The value of Wigginton before 1066 was 30 shillings, but at time of the Domesday Book it had risen to £4.
As I referred on Tuesday evening to John Betjeman’s assessment of the Wyatts of Weeford, it was interesting to pick up a a rare copy of his exotically titled Ghastly Good Taste, or, a depressing story of the Rise and Fall of English Architecture (London: Chapman and Hall, 1933).
Betjeman was passionate about architecture, ‘preferring all centuries to my own.’ This was his first prose work, and in it he vigorously defends his love of Victorian and Edwardian architecture, considered deeply unfashionable at the time. With savage humour, he attacks both notions of Modernism and unthinking antiquarianism.
A type of family tree of architecture drafted by Betjeman presents his chart of the growth of ‘Good Taste’, descending from Victorian Architecture through the ‘Mainly Domestic’ and the ‘Mainly Public’ to ‘the Deep Pit of Speculative Building.’ A quick glance gives an immediate impression of Betjeman’s contempt of ‘Sham Tudor Revival,’ Maida Vale, Garden Cities such as Bournville, Welwyn and Port Sunlight, Baptist churches and ‘large pseudo-classical offices’ and ‘pseudo-modern factories with Egyptian motives.’
Still in place at the back of the copy I bought is its one illustration, a 40-inch long drawing by Peter Fleetwood-Hesketh, an exquisite work of draughtsmanship depicting ‘The Street of Taste or the March of English art down the ages.’ A note adds with almost schoolboy-humour: ‘A close and comparative study of lamp posts, traffic and advertisements in this chart will enlighten the reader still further.’
I should not have been surprised in Lichfield to come across Odysseus Elytis, Selected Poems, chosen and introduced by Edmund Keeley and Philip Sherrard (Penguin 1981).
Two years before this edition was published, Odysseus Elytis (1911-1996) received the Nobel Prize for Literature in 1979, and this collection is drawn from all periods of his long and distinguished career, marked by his concerns for freedom and creativeness.
Odysseus Elytis was born in Iraklion in Crete and lived in exile in Paris during the colonels’ regime in Greece. His landmark work, Axion Esti (Το Άξιον Εστί, 1959), inspired by the Greek Orthodox liturgy, was set to music by Mikis Theodorakis as an oratorio, and became an anthem against injustice and for resistance sung by all Greeks.
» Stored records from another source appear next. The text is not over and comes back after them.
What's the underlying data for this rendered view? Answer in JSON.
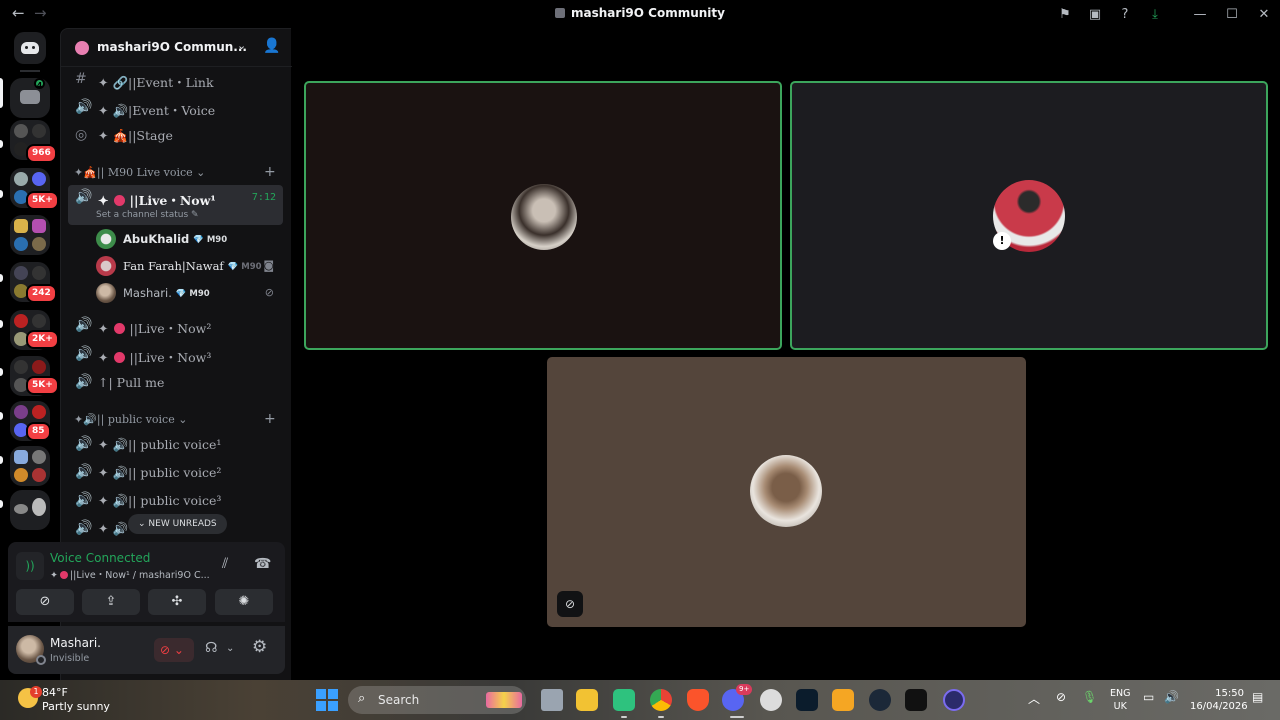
{
  "titlebar": {
    "back": "←",
    "forward": "→",
    "title": "mashari9O Community",
    "icons": [
      "bookmark-icon",
      "inbox-icon",
      "help-icon",
      "download-icon"
    ],
    "minimize": "—",
    "maximize": "☐",
    "close": "✕"
  },
  "rail": {
    "badges": [
      "966",
      "5K+",
      "242",
      "2K+",
      "5K+",
      "85"
    ],
    "home_badge": "4"
  },
  "guild": {
    "name": "mashari9O Commun...",
    "chevron": "⌄"
  },
  "channels": {
    "top": [
      {
        "icon": "#",
        "name": "✦ 🔗||Event・Link"
      },
      {
        "icon": "🔊",
        "name": "✦ 🔊|Event・Voice"
      },
      {
        "icon": "◎",
        "name": "✦ 🎪||Stage"
      }
    ],
    "category_live": "✦🎪|| M90 Live voice ⌄",
    "active": {
      "name": "||Live・Now¹",
      "time": "7:12",
      "status": "Set a channel status ✎"
    },
    "members": [
      {
        "name": "AbuKhalid",
        "tag": "💎 M90"
      },
      {
        "name": "Fan Farah|Nawaf",
        "tag": "💎 M90"
      },
      {
        "name": "Mashari.",
        "tag": "💎 M90"
      }
    ],
    "live_more": [
      {
        "name": "||Live・Now²"
      },
      {
        "name": "||Live・Now³"
      }
    ],
    "pull": "↑| Pull me",
    "category_public": "✦🔊|| public voice ⌄",
    "public": [
      {
        "name": "✦ 🔊|| public voice¹"
      },
      {
        "name": "✦ 🔊|| public voice²"
      },
      {
        "name": "✦ 🔊|| public voice³"
      },
      {
        "name": "✦ 🔊"
      }
    ],
    "new_unreads": "⌄ NEW UNREADS"
  },
  "voice": {
    "title": "Voice Connected",
    "channel": "||Live・Now¹ / mashari9O C..."
  },
  "user": {
    "name": "Mashari.",
    "status": "Invisible"
  },
  "taskbar": {
    "temp": "84°F",
    "weather": "Partly sunny",
    "search": "Search",
    "discord_badge": "9+",
    "lang1": "ENG",
    "lang2": "UK",
    "time": "15:50",
    "date": "16/04/2026"
  }
}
He died in Athens in 1996.
The Revd Keith Ward is an Anglican priest, a former Dean of Trinity Hall, Cambridge (1975-1983), a former Regius Professor of Divinity at Oxford (1991-2004) and now a Professorial Research Fellow at Heythrop College, London. He has 40 or more books to his name, and Love is His Meaning: understanding the teaching of Jesus (London: SPCK) was published last year (2017).
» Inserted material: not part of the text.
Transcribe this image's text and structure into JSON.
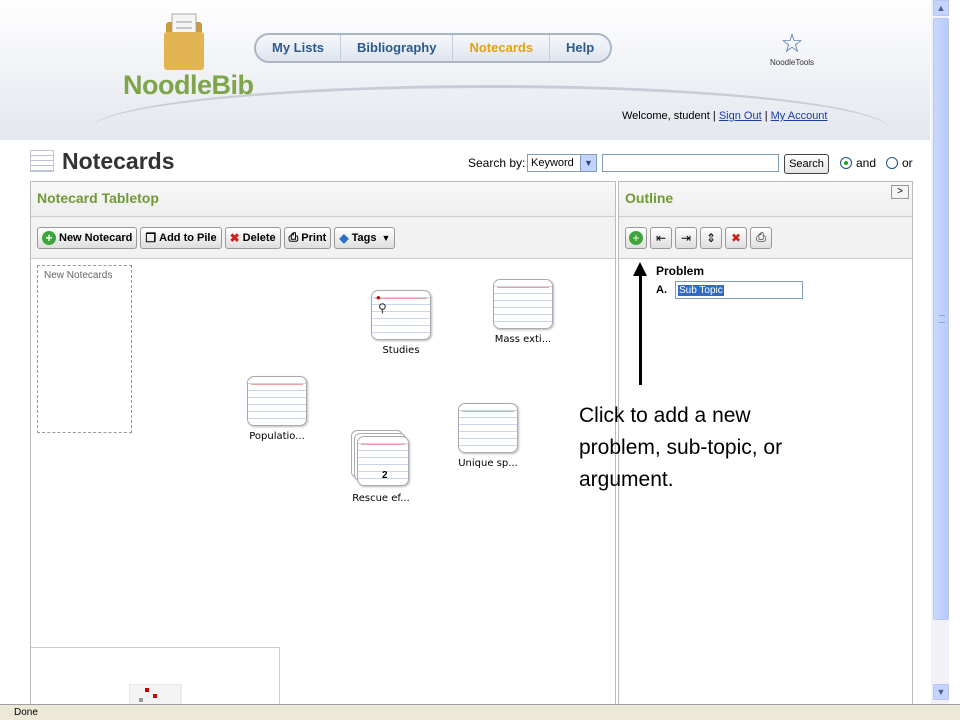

The former Archbishop of Canterbury, Rowan Williams, has said that Keith Ward ‘makes complex matters readily accessible.’
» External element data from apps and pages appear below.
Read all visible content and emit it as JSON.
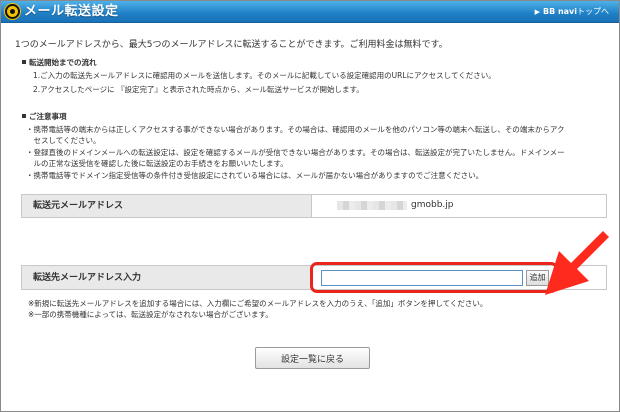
{
  "window": {
    "title": "メール転送設定",
    "top_link": {
      "arrow": "▶",
      "brand": "BB navi",
      "suffix": "トップへ"
    }
  },
  "intro": "1つのメールアドレスから、最大5つのメールアドレスに転送することができます。ご利用料金は無料です。",
  "flow": {
    "heading": "転送開始までの流れ",
    "steps": [
      "1.ご入力の転送先メールアドレスに確認用のメールを送信します。そのメールに記載している設定確認用のURLにアクセスしてください。",
      "2.アクセスしたページに 『設定完了』と表示された時点から、メール転送サービスが開始します。"
    ]
  },
  "cautions": {
    "heading": "ご注意事項",
    "lines": [
      "・携帯電話等の端末からは正しくアクセスする事ができない場合があります。その場合は、確認用のメールを他のパソコン等の端末へ転送し、その端末からアク",
      "　セスしてください。",
      "・登録直後のドメインメールへの転送設定は、設定を確認するメールが受信できない場合があります。その場合は、転送設定が完了いたしません。ドメインメー",
      "　ルの正常な送受信を確認した後に転送設定のお手続きをお願いいたします。",
      "・携帯電話等でドメイン指定受信等の条件付き受信設定にされている場合には、メールが届かない場合がありますのでご注意ください。"
    ]
  },
  "source_row": {
    "label": "転送元メールアドレス",
    "domain": "gmobb.jp"
  },
  "dest_row": {
    "label": "転送先メールアドレス入力",
    "input_value": "",
    "add_label": "追加"
  },
  "notes": [
    "※新規に転送先メールアドレスを追加する場合には、入力欄にご希望のメールアドレスを入力のうえ、「追加」ボタンを押してください。",
    "※一部の携帯機種によっては、転送設定がなされない場合がございます。"
  ],
  "return_button": "設定一覧に戻る",
  "colors": {
    "header": "#1f7fc6",
    "highlight": "#e8261c",
    "label_bg": "#e9e9e9"
  }
}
In this book, he explores the different figures of speech and images used by Jesus and finds they are all ways of expressing and evoking the self-giving love of God, manifested supremely in the life of Christ.
Putting aside what he regards as literalist, authoritarian, legalistic, judgmental and divisive presentations of Jesus’ teaching, Keith Ward argues that what remains is the Gospel of a divine love – a love stronger than death and the only power he believes can and will redeem our disordered world.
And of course, in the bookshops in Lichfield, I also picked up the current edition of the colourful monthly magazine CityLife In Lichfield, edited by Joss Musgrove Knibb.
The latest edition includes reports on ‘Consequence of War,’ the current exhibition in Lichfield Cathedral, a glimpse inside the ‘hidden spaces’ of the Tudor of Lichfield, and a photo-feature on ‘A Window on the Past’ and the local history and Facebook group, ‘You’re probably from Lichfield, Staffs if …’ – as well as mentioning my lecture last Tuesday on the Wyatts of Weeford.